+94777073441, +94718161660 recdosl@gmail.com

Islam and Co-existence Project2009-2011

Partners: Asia Foundation & Muslim Aid

May 2009 marked the turning point in the island’s protracted armed conflict, with the military defeat of the LTTE. However, three decades of a bitter civil war did much to heighten inter-communal mistrust and widen ethno-religious fault lines. Within these contested political spaces, Sri Lanka’s Muslim (or Moor) communities at times remained as unacknowledged victims of a civil conflict, viewed largely as a bi-polar ethnicized war between the Sri Lankan state and the LTTE. Muslims are a minority in most regions in country, with the exception of Ampara and Trincomalee. During the island’s postwar phase the neutrality of the Muslim community was often invoked as having a part to play in shaping inter-communal trust building and co-existence. There were also concerns about emerging trends and intra-group conflicts within Muslim communities themselves, particularly with respect to ideologies differences, and in some instances, the emergence of ‘extremist’ values. Sri Lanka has often enjoyed a high degree of interfaith as well as intra-religious plurality and hybridity.However at times, clashes between different theological schools of thought may occur, for example differences between Shaf’ee, Deobandi and Salafi perspectives within Islamic practices.

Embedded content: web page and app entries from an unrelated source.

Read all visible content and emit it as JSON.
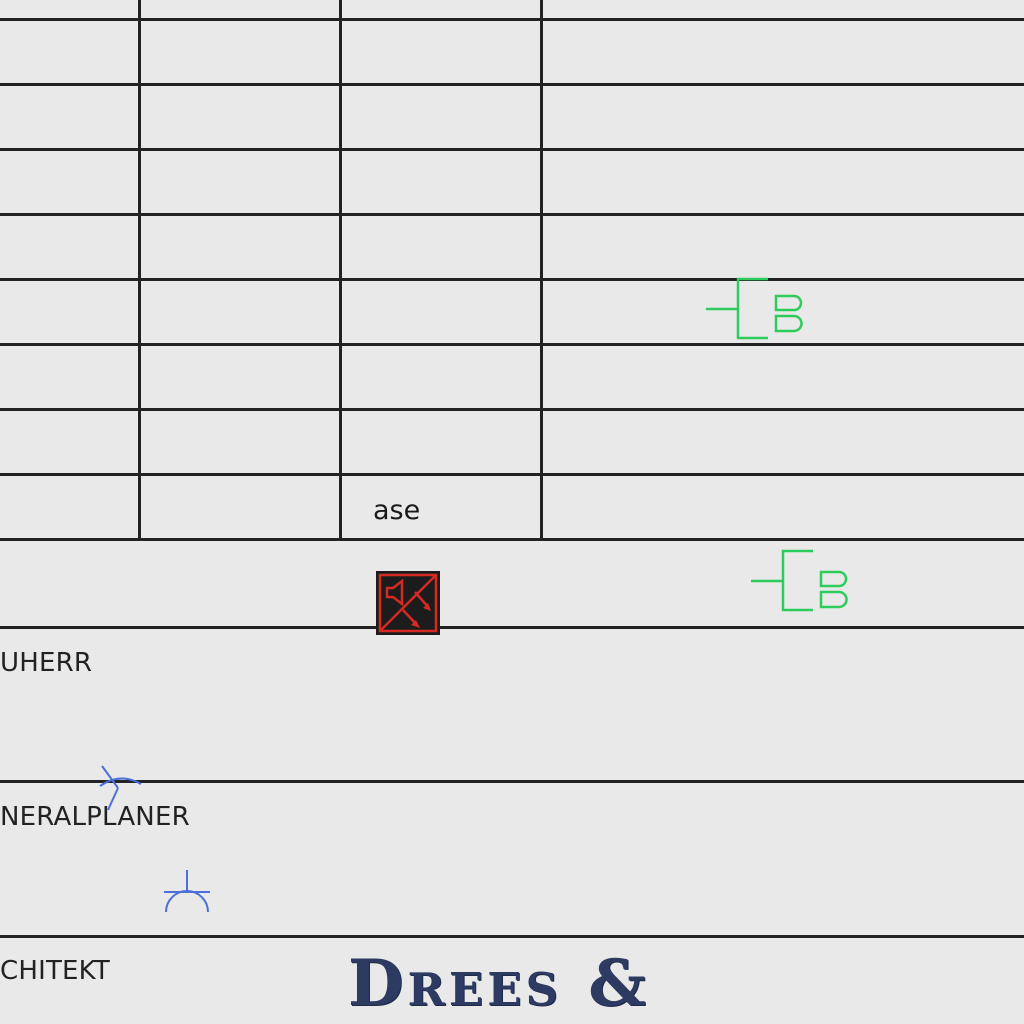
{
  "table": {
    "cell_phase": "ase"
  },
  "title_block": {
    "bauherr_label": "UHERR",
    "generalplaner_label": "NERALPLANER",
    "architekt_label": "CHITEKT"
  },
  "logo": {
    "text": "Drees &"
  },
  "colors": {
    "line": "#222222",
    "background": "#e9e9e9",
    "green_symbol": "#2ecc5a",
    "blue_symbol": "#4a6fd8",
    "red_symbol": "#d42a22",
    "logo_navy": "#2d3b63"
  },
  "icons": {
    "green_symbol": "outlet-symbol-icon",
    "speaker_symbol": "speaker-warning-icon",
    "blue_symbol": "antenna-symbol-icon"
  }
}
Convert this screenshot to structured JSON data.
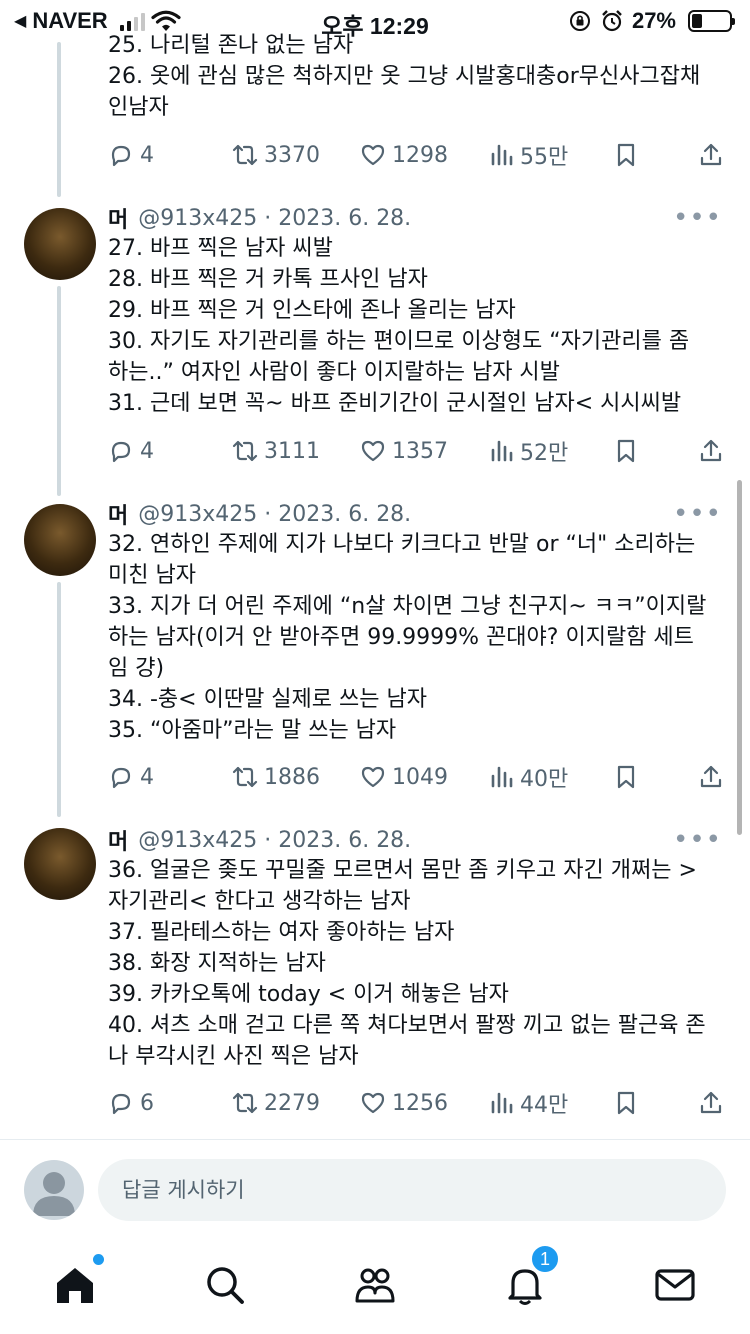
{
  "status_bar": {
    "back_app": "NAVER",
    "time": "오후 12:29",
    "battery": "27%",
    "battery_level": 0.27
  },
  "tweets": [
    {
      "lines": [
        "25. 나리털 존나 없는 남자",
        "26. 옷에 관심 많은 척하지만 옷 그냥 시발홍대충or무신사그잡채",
        "인남자"
      ],
      "replies": "4",
      "retweets": "3370",
      "likes": "1298",
      "views": "55만"
    },
    {
      "name": "머",
      "handle_date": "@913x425 · 2023. 6. 28.",
      "lines": [
        "27. 바프 찍은 남자 씨발",
        "28. 바프 찍은 거 카톡 프사인 남자",
        "29. 바프 찍은 거 인스타에 존나 올리는 남자",
        "30. 자기도 자기관리를 하는 편이므로 이상형도 “자기관리를 좀",
        "하는..” 여자인 사람이 좋다 이지랄하는 남자 시발",
        "31. 근데 보면 꼭~ 바프 준비기간이 군시절인 남자< 시시씨발"
      ],
      "replies": "4",
      "retweets": "3111",
      "likes": "1357",
      "views": "52만"
    },
    {
      "name": "머",
      "handle_date": "@913x425 · 2023. 6. 28.",
      "lines": [
        "32. 연하인 주제에 지가 나보다 키크다고 반말 or “너\" 소리하는",
        "미친 남자",
        "33. 지가 더 어린 주제에 “n살 차이면 그냥 친구지~ ㅋㅋ”이지랄",
        "하는 남자(이거 안 받아주면 99.9999% 꼰대야? 이지랄함 세트",
        "임 걍)",
        "34. -충< 이딴말 실제로 쓰는 남자",
        "35. “아줌마”라는 말 쓰는 남자"
      ],
      "replies": "4",
      "retweets": "1886",
      "likes": "1049",
      "views": "40만"
    },
    {
      "name": "머",
      "handle_date": "@913x425 · 2023. 6. 28.",
      "lines": [
        "36. 얼굴은 좆도 꾸밀줄 모르면서 몸만 좀 키우고 자긴 개쩌는 >",
        "자기관리< 한다고 생각하는 남자",
        "37. 필라테스하는 여자 좋아하는 남자",
        "38. 화장 지적하는 남자",
        "39. 카카오톡에 today < 이거 해놓은 남자",
        "40. 셔츠 소매 걷고 다른 쪽 쳐다보면서 팔짱 끼고 없는 팔근육 존",
        "나 부각시킨 사진 찍은 남자"
      ],
      "replies": "6",
      "retweets": "2279",
      "likes": "1256",
      "views": "44만"
    }
  ],
  "reply_bar": {
    "placeholder": "답글 게시하기"
  },
  "tab_bar": {
    "items": [
      "home-icon",
      "search-icon",
      "communities-icon",
      "notifications-icon",
      "messages-icon"
    ],
    "notification_count": "1"
  },
  "colors": {
    "text": "#0f1419",
    "secondary": "#536471",
    "accent": "#1d9bf0",
    "divider": "#e6ecf0"
  }
}
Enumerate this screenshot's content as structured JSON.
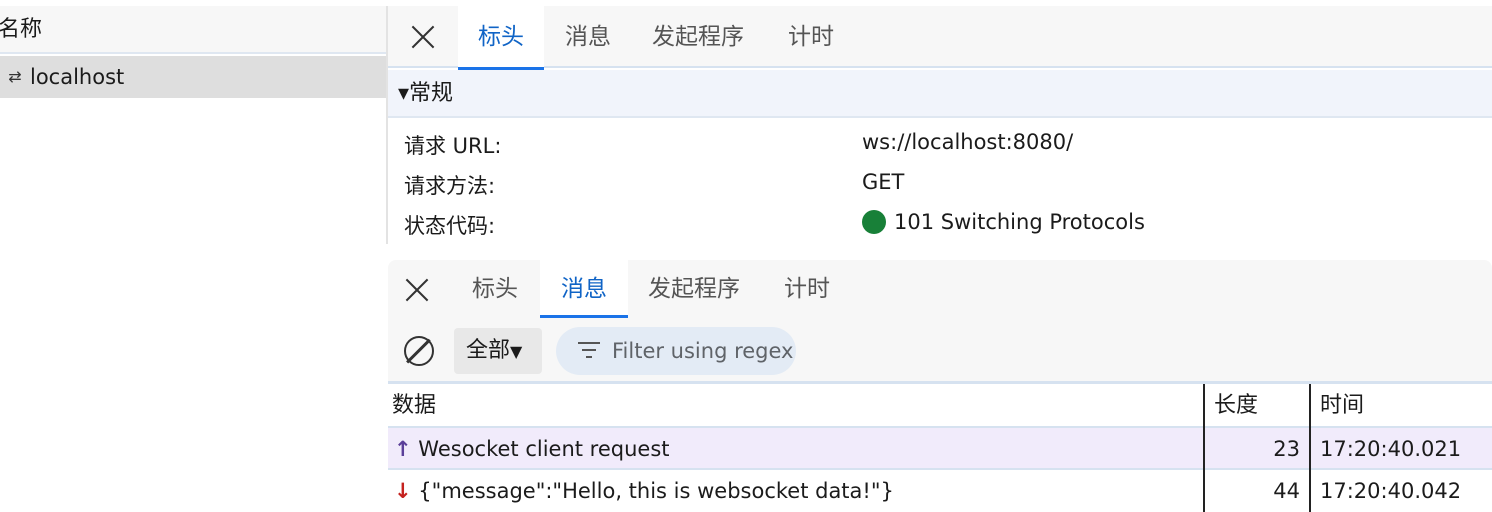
{
  "request_list": {
    "header": "名称",
    "items": [
      {
        "name": "localhost",
        "icon": "websocket-arrows-icon"
      }
    ]
  },
  "headers_panel": {
    "tabs": [
      "标头",
      "消息",
      "发起程序",
      "计时"
    ],
    "active_tab": "标头",
    "section_title": "▾常规",
    "fields": [
      {
        "key": "请求 URL:",
        "value": "ws://localhost:8080/"
      },
      {
        "key": "请求方法:",
        "value": "GET"
      },
      {
        "key": "状态代码:",
        "value": "101 Switching Protocols",
        "status_color": "#188038"
      }
    ]
  },
  "messages_panel": {
    "tabs": [
      "标头",
      "消息",
      "发起程序",
      "计时"
    ],
    "active_tab": "消息",
    "filter_select": "全部",
    "filter_placeholder": "Filter using regex",
    "columns": [
      "数据",
      "长度",
      "时间"
    ],
    "rows": [
      {
        "direction": "sent",
        "arrow": "↑",
        "data": "Wesocket client request",
        "length": "23",
        "time": "17:20:40.021"
      },
      {
        "direction": "received",
        "arrow": "↓",
        "data": "{\"message\":\"Hello, this is websocket data!\"}",
        "length": "44",
        "time": "17:20:40.042"
      }
    ]
  },
  "colors": {
    "accent": "#1a73e8",
    "sent_row_bg": "#f1ebfb",
    "status_ok": "#188038"
  }
}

The project

The project was envisioned as a community leadership initiative, and aimed at enhancing the capacity of Muslim religious leaders of influence (Ulema) in the East to become role models and agents of change in identified conflict areas. The project targeted three categories of Ulema: those who teach in Madrasahs or religious schools those who are on the board of trustees at mosques, and leaders who preach at Friday sermons. Sri Lanka has approximately 3,000 mosques and 200 Arabic schools. The Moulavies and Moulavias who pass out from Arabic schools go on to become Imams, trustees and religious teachers who wield a great deal of influence within local communities. The programme aimed at partnering 1,436 individuals or approximately 20% of the Ulema community within the Trincomalee District. The participants hailed from over 250 mosques and 21 Arabic colleges. In addition, 200 existing Muslim leaders were engaged through two and three day experiential workshops. Together with the trainers, a series of modules were developed that covered topics such as Islam, peace and co-existence, community leadership, and also aimed at imparting practical skills such as presentation techniques and participatory community approaches. An imam who was among one of the religious leaders who participated, said the programme had lent him “the courage, and the ability….to discuss issues of governance, human rights and community problems in our sermons and teachings, not just worship and faith.”

Learning points

The training took on the format of a residential workshop. This helped as community leaders where taken out of their everyday routine and immediate social environment,so they could take a step back and reflect on the issues being discussed. At present, RECDO intends on expanding the initiative to include community leaders of other faiths (Buddhist, Christian and Hindu), and to deepen its additional inter-faith component.

The modules developed for the programme has been shared on the Publications page of this website.